>>>
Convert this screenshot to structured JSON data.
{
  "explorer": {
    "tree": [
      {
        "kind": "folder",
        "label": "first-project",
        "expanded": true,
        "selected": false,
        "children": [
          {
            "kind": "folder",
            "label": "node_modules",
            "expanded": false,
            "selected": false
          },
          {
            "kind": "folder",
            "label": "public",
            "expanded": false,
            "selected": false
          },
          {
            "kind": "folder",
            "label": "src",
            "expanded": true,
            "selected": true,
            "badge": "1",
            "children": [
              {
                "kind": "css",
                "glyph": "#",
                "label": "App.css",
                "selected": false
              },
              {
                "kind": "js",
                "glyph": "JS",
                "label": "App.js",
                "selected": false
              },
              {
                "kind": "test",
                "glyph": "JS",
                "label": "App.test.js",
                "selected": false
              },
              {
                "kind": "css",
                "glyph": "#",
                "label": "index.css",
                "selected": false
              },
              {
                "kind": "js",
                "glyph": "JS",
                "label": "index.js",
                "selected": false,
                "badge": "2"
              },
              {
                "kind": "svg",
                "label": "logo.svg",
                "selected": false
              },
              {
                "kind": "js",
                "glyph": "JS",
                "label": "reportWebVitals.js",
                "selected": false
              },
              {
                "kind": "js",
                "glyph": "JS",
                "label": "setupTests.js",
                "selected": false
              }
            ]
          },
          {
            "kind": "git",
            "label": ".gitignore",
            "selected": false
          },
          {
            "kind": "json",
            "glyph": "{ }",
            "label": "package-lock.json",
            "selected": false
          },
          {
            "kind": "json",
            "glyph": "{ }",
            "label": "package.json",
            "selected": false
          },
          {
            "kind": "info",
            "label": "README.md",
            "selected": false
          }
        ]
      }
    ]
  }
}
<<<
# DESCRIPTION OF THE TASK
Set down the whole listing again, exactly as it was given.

# EXERCISE ANSWER
Convert this screenshot to structured JSON data.
{
  "explorer": {
    "tree": [
      {
        "kind": "folder",
        "label": "first-project",
        "expanded": true,
        "selected": false,
        "children": [
          {
            "kind": "folder",
            "label": "node_modules",
            "expanded": false,
            "selected": false
          },
          {
            "kind": "folder",
            "label": "public",
            "expanded": false,
            "selected": false
          },
          {
            "kind": "folder",
            "label": "src",
            "expanded": true,
            "selected": true,
            "badge": "1",
            "children": [
              {
                "kind": "css",
                "glyph": "#",
                "label": "App.css",
                "selected": false
              },
              {
                "kind": "js",
                "glyph": "JS",
                "label": "App.js",
                "selected": false
              },
              {
                "kind": "test",
                "glyph": "JS",
                "label": "App.test.js",
                "selected": false
              },
              {
                "kind": "css",
                "glyph": "#",
                "label": "index.css",
                "selected": false
              },
              {
                "kind": "js",
                "glyph": "JS",
                "label": "index.js",
                "selected": false,
                "badge": "2"
              },
              {
                "kind": "svg",
                "label": "logo.svg",
                "selected": false
              },
              {
                "kind": "js",
                "glyph": "JS",
                "label": "reportWebVitals.js",
                "selected": false
              },
              {
                "kind": "js",
                "glyph": "JS",
                "label": "setupTests.js",
                "selected": false
              }
            ]
          },
          {
            "kind": "git",
            "label": ".gitignore",
            "selected": false
          },
          {
            "kind": "json",
            "glyph": "{ }",
            "label": "package-lock.json",
            "selected": false
          },
          {
            "kind": "json",
            "glyph": "{ }",
            "label": "package.json",
            "selected": false
          },
          {
            "kind": "info",
            "label": "README.md",
            "selected": false
          }
        ]
      }
    ]
  }
}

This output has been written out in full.